But for all its brilliantly-crafted action, The Hurt Locker also stands as a wonderful character piece. Too often, films of the war genre focus on the battle, and forget about the men fighting it. Working from Mark Boal’s sensational screenplay, The Hurt Locker avoids this pitfall by delivering a captivating narrative filled with fully-developed characters who we actually give a damn about. As the wild-card James, Jeremy Renner is a true revelation, and, after years of being a bit-player, he was finally able to show us what he was really made of. James is a war man, through and through, and Renner instills such cocky confidence and cheeky charisma in a man who knows nothing else but life in a warzone. But beneath that bravado is a deeply affected soul, and Renner takes such beautiful care with revealing his layered performance. Providing great support to Renner are Anthony Mackie and Brian Geraghty as Sanborn and Eldridge. The three have such terrific chemistry together, and they play off each other so perfectly. Together, they form such a brilliant trio of characters who you cannot help but adore.

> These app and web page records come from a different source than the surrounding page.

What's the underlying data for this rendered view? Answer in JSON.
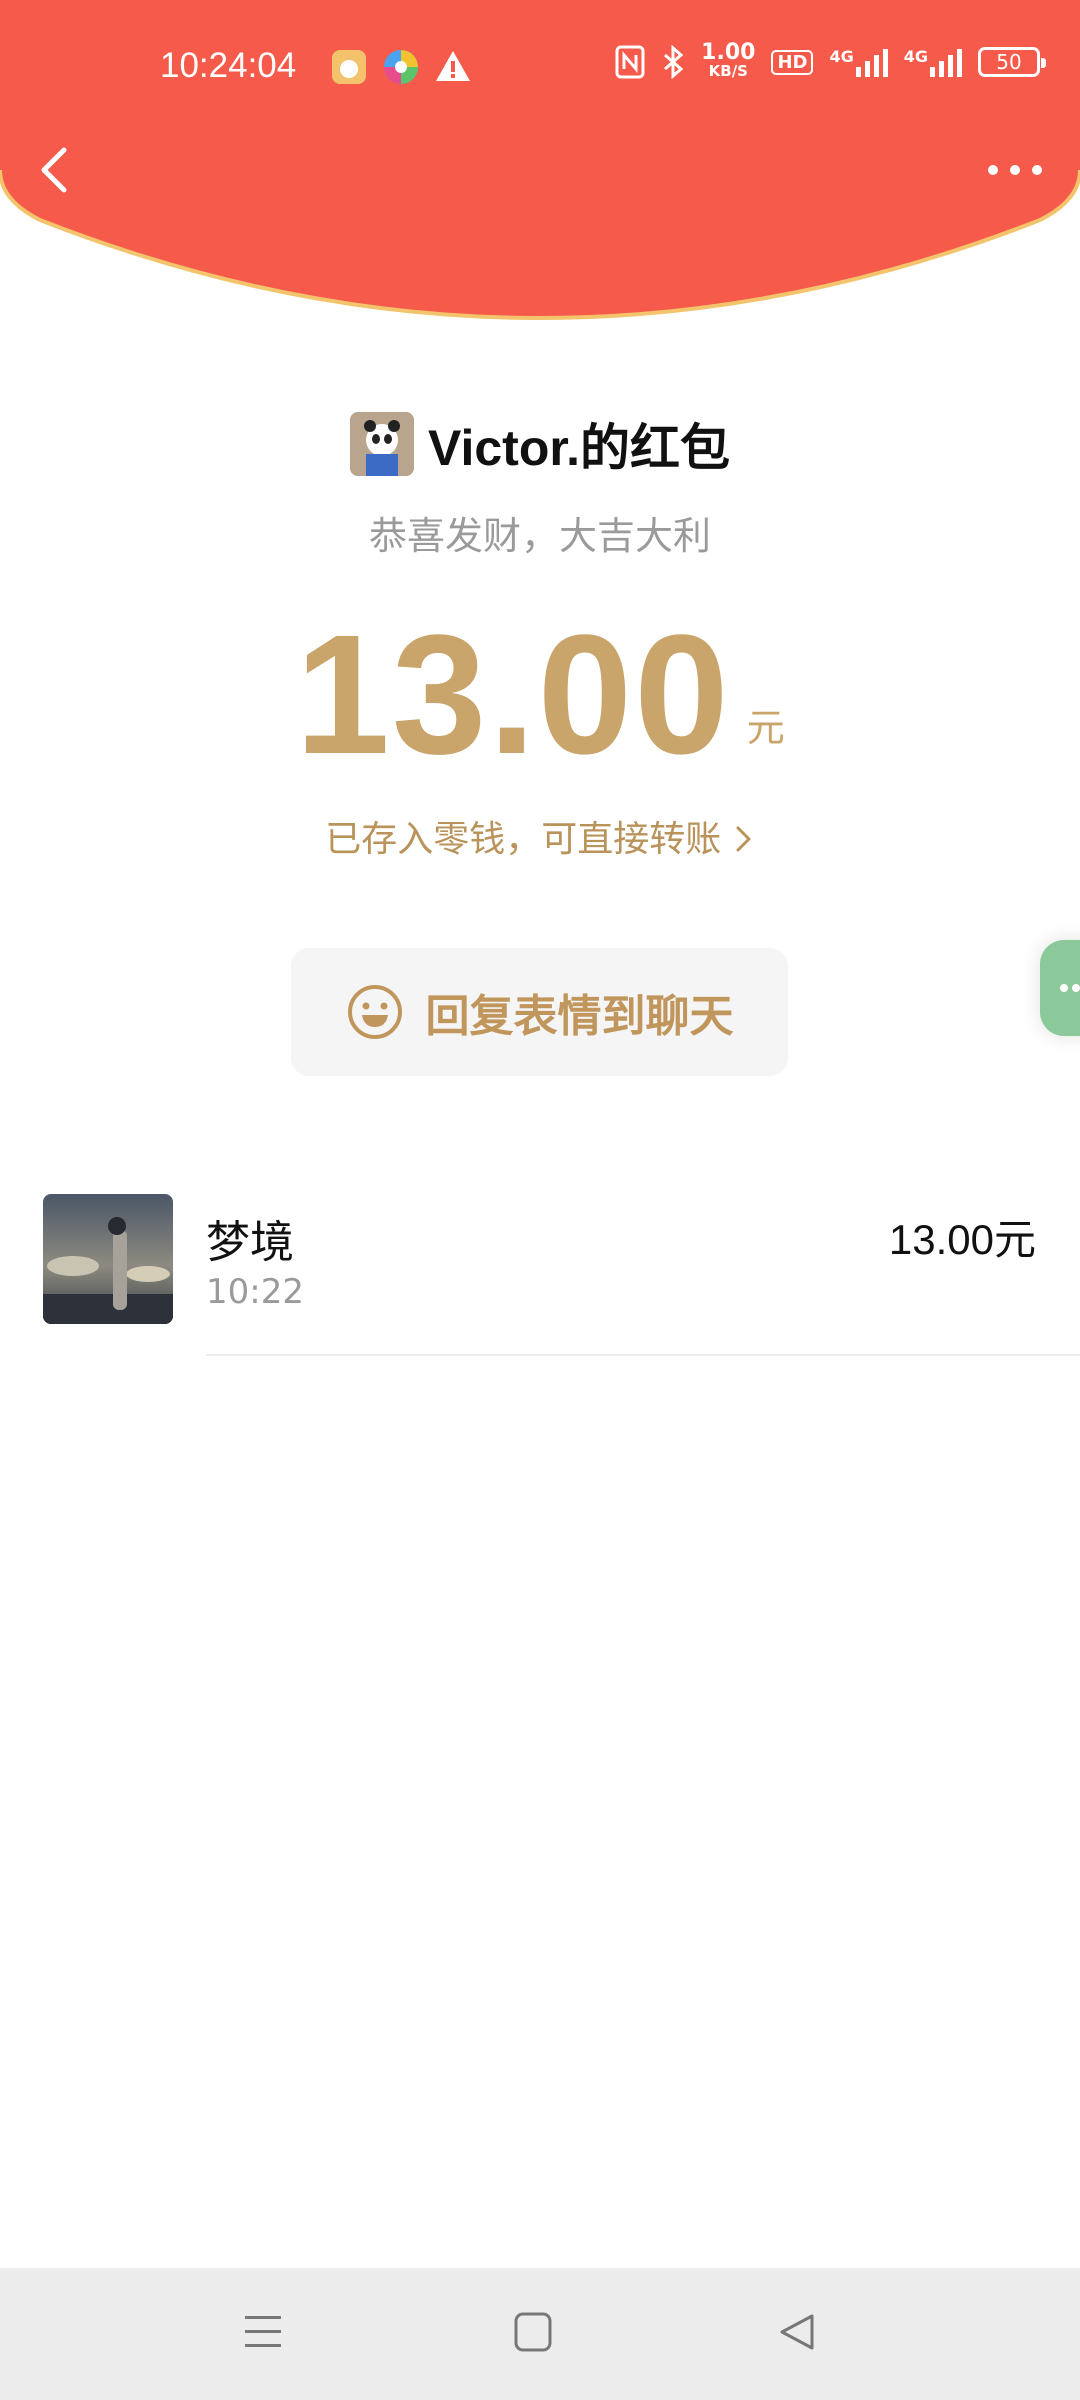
{
  "status_bar": {
    "time": "10:24:04",
    "net_speed_value": "1.00",
    "net_speed_unit": "KB/S",
    "hd_label": "HD",
    "signal1_label": "4G",
    "signal2_label": "4G",
    "battery": "50"
  },
  "header": {
    "bg_color": "#f55a4a",
    "back_icon": "chevron-left-icon",
    "more_icon": "more-dots-icon"
  },
  "packet": {
    "sender_title": "Victor.的红包",
    "greeting": "恭喜发财，大吉大利",
    "amount": "13.00",
    "unit": "元",
    "saved_link": "已存入零钱，可直接转账",
    "accent_color": "#c9a56b"
  },
  "reply_button": {
    "label": "回复表情到聊天",
    "icon": "smiley-icon"
  },
  "receivers": [
    {
      "name": "梦境",
      "time": "10:22",
      "amount": "13.00元"
    }
  ],
  "nav_bar": {
    "icons": [
      "menu-icon",
      "home-square-icon",
      "back-triangle-icon"
    ]
  }
}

Standing as both one of the greatest war films of all time and one of the greatest films of the 21st century, The Hurt Locker is an absolute triumph. It was the film to finally end the curse of sexism plaguing the Academy Awards, but it represents so much more than just the gender of its director. It’s a raw and brutal look at the life of a soldier. It’s a thrilling and dazzling ride. And its execution is crafted with deft skill by all involved in its production. It’s nothing short of a miracle such a small film was able to sweep the Academy Awards, but we can thank god it did. It proved that, every now and then, artistic merit can triumph over box-office dollars and public adoration. The right film won this year, and The Hurt Locker was the truly deserving winner of Best Picture.